“Elegant.” "An amazing range." "Continually evolving." These are just a few of the ways audiences describe Stover. She uses her richly textured vocals and mastery of phrasing thoughtfully and purposely as a way of delivering an authentic, heartfelt experience, fearlessly deconstructing musical compositions to their emotional core. View more
At its heart, singing is storytelling with structure. It makes sense, then, that Isabel Stover, a vocalist with both a master's degree in architecture and credits
“Elegant.” “An amazing range.” “Continually evolving.” These are just a few of the ways audiences describe Stover. She uses her richly textured vocals and mastery of phrasing thoughtfully and purposely as a way of delivering an authentic, heartfelt experience, fearlessly deconstructing musical compositions to their emotional core.
At its heart, singing is storytelling with structure. It makes sense, then, that Isabel Stover, a vocalist with both a master’s degree in architecture and credits on a national radio storytelling show, would be skilled at choosing stories to tell and at setting them in the right arrangements.
A consummate professional, Stover is a skilled entertainer and arranger with an ear for unlocking the full potential of jazz and Brazilian standards and beyond. Her debut album, Her Own Sweet World, went to #1 on the charts in the first week of its release. Stover’s forthcoming album, includes standards like “On A Clear Day” and “Look For The Silver Lining” in fresh new arrangements, alongside original compositions, and newer classics like Paul Simon’s “American Tune” and Stevie Wonder’s “Sweetest Somebody I Know.” Her arranging skills are on display throughout her recordings and in her live performances, too. On her albums, Stover draws larger ensembles to widen the scope of her musical adaptations, while in small group live shows she’s able to use her fellow musicians to their fullest, building a larger sound from a small ensemble.

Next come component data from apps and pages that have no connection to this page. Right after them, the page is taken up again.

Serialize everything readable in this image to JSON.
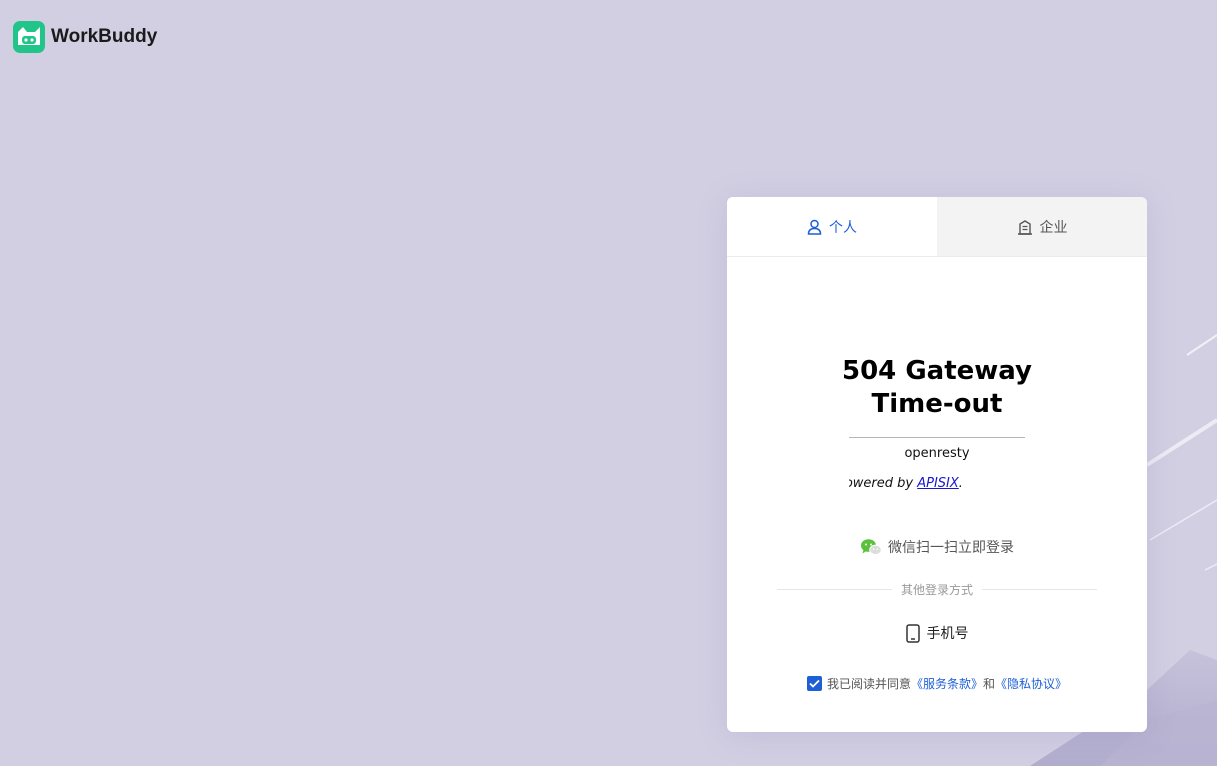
{
  "brand": {
    "name": "WorkBuddy"
  },
  "tabs": {
    "personal": "个人",
    "enterprise": "企业",
    "active": "personal"
  },
  "error_page": {
    "title_line1": "504 Gateway",
    "title_line2": "Time-out",
    "server": "openresty",
    "powered_prefix": "Powered by ",
    "powered_link": "APISIX",
    "powered_suffix": "."
  },
  "login": {
    "wechat_text": "微信扫一扫立即登录",
    "other_methods": "其他登录方式",
    "phone_label": "手机号"
  },
  "agreement": {
    "checked": true,
    "prefix": "我已阅读并同意",
    "terms": "《服务条款》",
    "and": "和",
    "privacy": "《隐私协议》"
  },
  "colors": {
    "background": "#d2cfe3",
    "accent": "#1f5fd6",
    "brand_green": "#21c589",
    "wechat_green": "#5bc03b"
  }
}
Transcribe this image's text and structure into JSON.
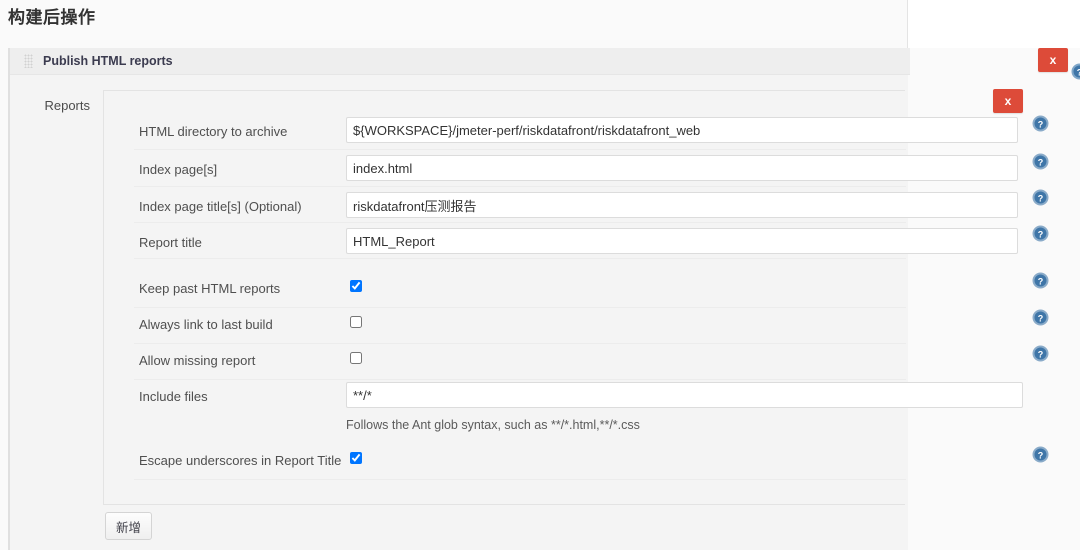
{
  "page": {
    "title": "构建后操作"
  },
  "section": {
    "title": "Publish HTML reports",
    "drag_handle_icon": "drag-handle-icon",
    "delete_label": "x"
  },
  "reports": {
    "tab_label": "Reports",
    "delete_label": "x",
    "help_icon": "help-icon",
    "rows": [
      {
        "label": "HTML directory to archive",
        "type": "text",
        "value": "${WORKSPACE}/jmeter-perf/riskdatafront/riskdatafront_web",
        "has_help": true
      },
      {
        "label": "Index page[s]",
        "type": "text",
        "value": "index.html",
        "has_help": true
      },
      {
        "label": "Index page title[s] (Optional)",
        "type": "text",
        "value": "riskdatafront压测报告",
        "has_help": true
      },
      {
        "label": "Report title",
        "type": "text",
        "value": "HTML_Report",
        "has_help": true
      },
      {
        "label": "Keep past HTML reports",
        "type": "checkbox",
        "checked": true,
        "has_help": true
      },
      {
        "label": "Always link to last build",
        "type": "checkbox",
        "checked": false,
        "has_help": true
      },
      {
        "label": "Allow missing report",
        "type": "checkbox",
        "checked": false,
        "has_help": true
      },
      {
        "label": "Include files",
        "type": "text",
        "value": "**/*",
        "has_help": false
      },
      {
        "label": "Escape underscores in Report Title",
        "type": "checkbox",
        "checked": true,
        "has_help": true
      }
    ],
    "include_files_hint": "Follows the Ant glob syntax, such as **/*.html,**/*.css"
  },
  "footer": {
    "add_button_label": "新增"
  },
  "colors": {
    "delete_red": "#dd4b39",
    "help_blue": "#3f76a8",
    "panel_bg": "#f4f4f4",
    "page_bg": "#fafafa"
  }
}
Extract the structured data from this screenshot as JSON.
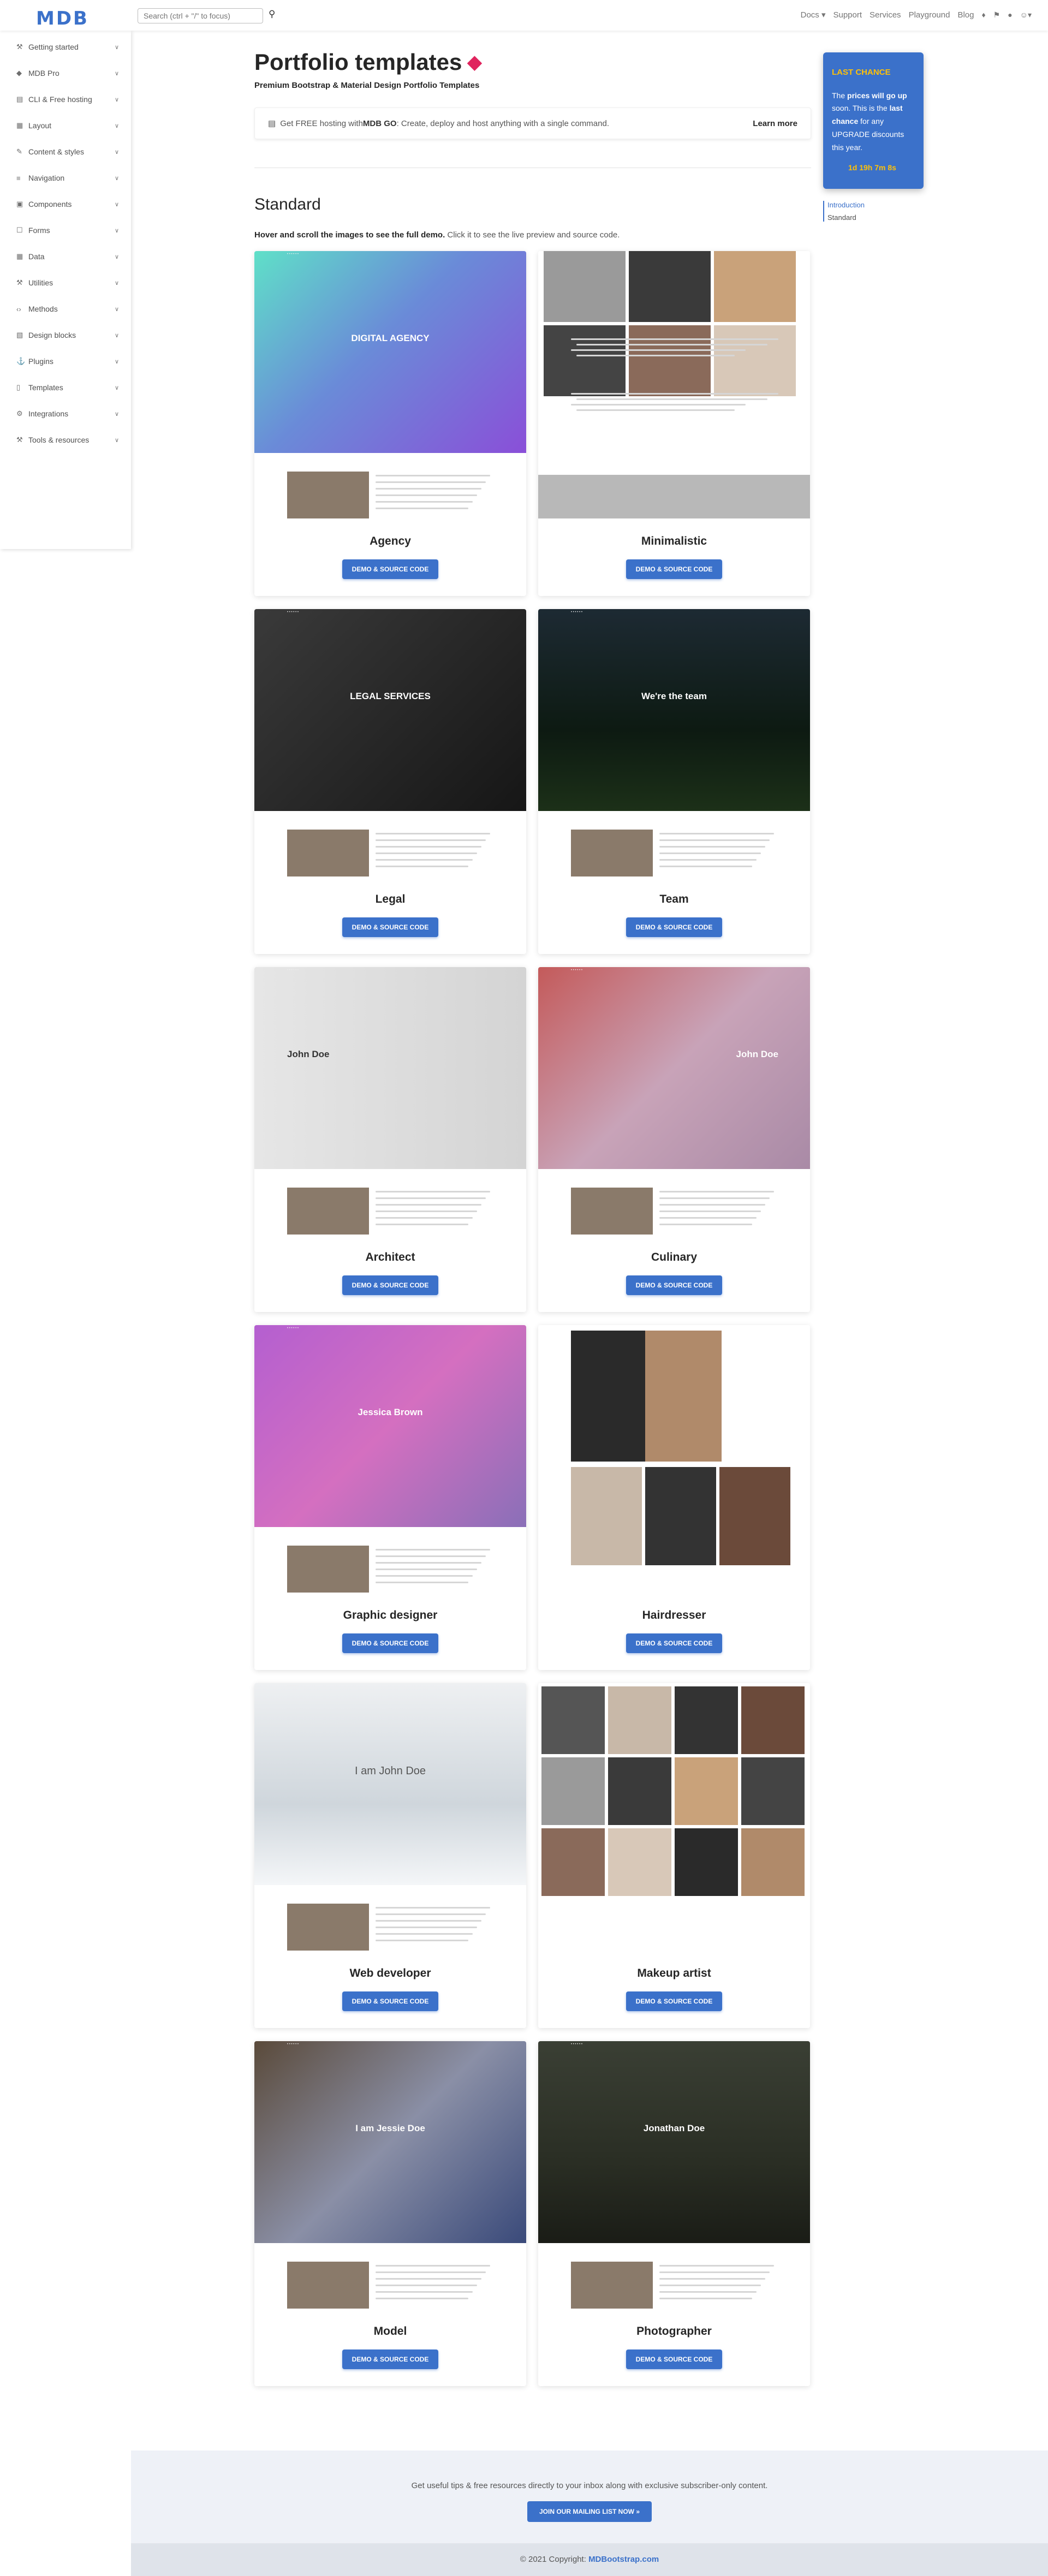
{
  "header": {
    "logo": "MDB",
    "search_placeholder": "Search (ctrl + \"/\" to focus)",
    "nav": [
      "Docs ▾",
      "Support",
      "Services",
      "Playground",
      "Blog"
    ]
  },
  "sidebar": {
    "items": [
      {
        "label": "Getting started",
        "icon": "graduation-icon"
      },
      {
        "label": "MDB Pro",
        "icon": "gem-icon"
      },
      {
        "label": "CLI & Free hosting",
        "icon": "server-icon"
      },
      {
        "label": "Layout",
        "icon": "layout-icon"
      },
      {
        "label": "Content & styles",
        "icon": "brush-icon"
      },
      {
        "label": "Navigation",
        "icon": "bars-icon"
      },
      {
        "label": "Components",
        "icon": "cubes-icon"
      },
      {
        "label": "Forms",
        "icon": "forms-icon"
      },
      {
        "label": "Data",
        "icon": "table-icon"
      },
      {
        "label": "Utilities",
        "icon": "wrench-icon"
      },
      {
        "label": "Methods",
        "icon": "code-icon"
      },
      {
        "label": "Design blocks",
        "icon": "blocks-icon"
      },
      {
        "label": "Plugins",
        "icon": "plug-icon"
      },
      {
        "label": "Templates",
        "icon": "file-icon"
      },
      {
        "label": "Integrations",
        "icon": "cogs-icon"
      },
      {
        "label": "Tools & resources",
        "icon": "tools-icon"
      }
    ]
  },
  "page": {
    "title": "Portfolio templates",
    "subtitle": "Premium Bootstrap & Material Design Portfolio Templates",
    "promo_text": "Get FREE hosting with ",
    "promo_bold": "MDB GO",
    "promo_rest": ": Create, deploy and host anything with a single command.",
    "promo_link": "Learn more",
    "section": "Standard",
    "hint_bold": "Hover and scroll the images to see the full demo.",
    "hint_rest": " Click it to see the live preview and source code."
  },
  "cards": [
    {
      "name": "Agency",
      "button": "DEMO & SOURCE CODE",
      "hero": "DIGITAL AGENCY",
      "bg": "linear-gradient(135deg,#5fe0c8 0%,#6a8bd8 45%,#8a4fd8 100%)"
    },
    {
      "name": "Minimalistic",
      "button": "DEMO & SOURCE CODE",
      "hero": "",
      "bg": "#ffffff"
    },
    {
      "name": "Legal",
      "button": "DEMO & SOURCE CODE",
      "hero": "LEGAL SERVICES",
      "bg": "linear-gradient(135deg,#3a3a3a,#161616)"
    },
    {
      "name": "Team",
      "button": "DEMO & SOURCE CODE",
      "hero": "We're the team",
      "bg": "linear-gradient(180deg,#1d2a33,#0d1a12 60%,#1c3018)"
    },
    {
      "name": "Architect",
      "button": "DEMO & SOURCE CODE",
      "hero": "John Doe",
      "bg": "linear-gradient(90deg,#e6e6e6,#d4d4d4)"
    },
    {
      "name": "Culinary",
      "button": "DEMO & SOURCE CODE",
      "hero": "John Doe",
      "bg": "linear-gradient(135deg,#c45a5a,#c8a3b8 50%,#a98aa6)"
    },
    {
      "name": "Graphic designer",
      "button": "DEMO & SOURCE CODE",
      "hero": "Jessica Brown",
      "bg": "linear-gradient(135deg,#b45fd0,#d46fc0 50%,#8a6fb8)"
    },
    {
      "name": "Hairdresser",
      "button": "DEMO & SOURCE CODE",
      "hero": "",
      "bg": "#ffffff"
    },
    {
      "name": "Web developer",
      "button": "DEMO & SOURCE CODE",
      "hero": "I am John Doe",
      "bg": "linear-gradient(180deg,#eef0f2,#cfd6dc 60%,#f4f6f8)"
    },
    {
      "name": "Makeup artist",
      "button": "DEMO & SOURCE CODE",
      "hero": "",
      "bg": "#ffffff"
    },
    {
      "name": "Model",
      "button": "DEMO & SOURCE CODE",
      "hero": "I am Jessie Doe",
      "bg": "linear-gradient(135deg,#5a4a3a,#8a8fa6 50%,#3a4a7a)"
    },
    {
      "name": "Photographer",
      "button": "DEMO & SOURCE CODE",
      "hero": "Jonathan Doe",
      "bg": "linear-gradient(180deg,#3a3f34,#2a2e24 60%,#1a1c16)"
    }
  ],
  "toc": {
    "card_title": "LAST CHANCE",
    "card_text_1": "The ",
    "card_b1": "prices will go up",
    "card_text_2": " soon. This is the ",
    "card_b2": "last chance",
    "card_text_3": " for any UPGRADE discounts this year.",
    "countdown": "1d 19h 7m 8s",
    "links": [
      "Introduction",
      "Standard"
    ]
  },
  "footer": {
    "text": "Get useful tips & free resources directly to your inbox along with exclusive subscriber-only content.",
    "button": "JOIN OUR MAILING LIST NOW",
    "copyright": "© 2021 Copyright: ",
    "copyright_link": "MDBootstrap.com"
  }
}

Stover’s passion for jazz was ignited after landing a spot in the Oakland Jazz Choir, a 30-voice vocal big band in the San Francisco Bay Area, with whom she regularly performed at the venerable Yoshi’s in San Francisco and many West Coast jazz festivals. She began taking classes at the California Jazz Conservatory in Berkeley, and from there had the opportunity to study with many acclaimed vocalists and educators such as Madeline Eastman, Kitty Margolis, Sheila Jordan, and Ledisi. From here, technique became Stover’s focus and she moved East to Boston where she studied at New England Conservatory and Berklee School of Music. Accompanied by some of the most creative figures on the Boston scene, Stover continues to perform in and around New England.
“We don’t always have the tools to express the fullness of our inner selves,” Stover says. “Music can bring forth something which is without sound or shape but is a shared experience; an emotional language which we perceive in melodies, lyrics, rhythms. I hope that my music can transform the human experience through this resonant energy and bring redeeming beauty to people.”
Stover delights in building new structures for songs. As a lover of architecture and history, she recalls one of her favorite performances — in the courtyard at Boston Public Library — where the incredible sonic experience created from the music enveloped in the surrounding buildings elevated their breathtaking beauty.
This is what Isabel Stover brings to the world of jazz performance and recording, using skills honed through a lifelong passion for learning and evolving. A wise person once said writing about music is like dancing about architecture. So, stop reading this and find Isabel Stover, either live or recorded. Because we all need reflection, reconnection … and beauty.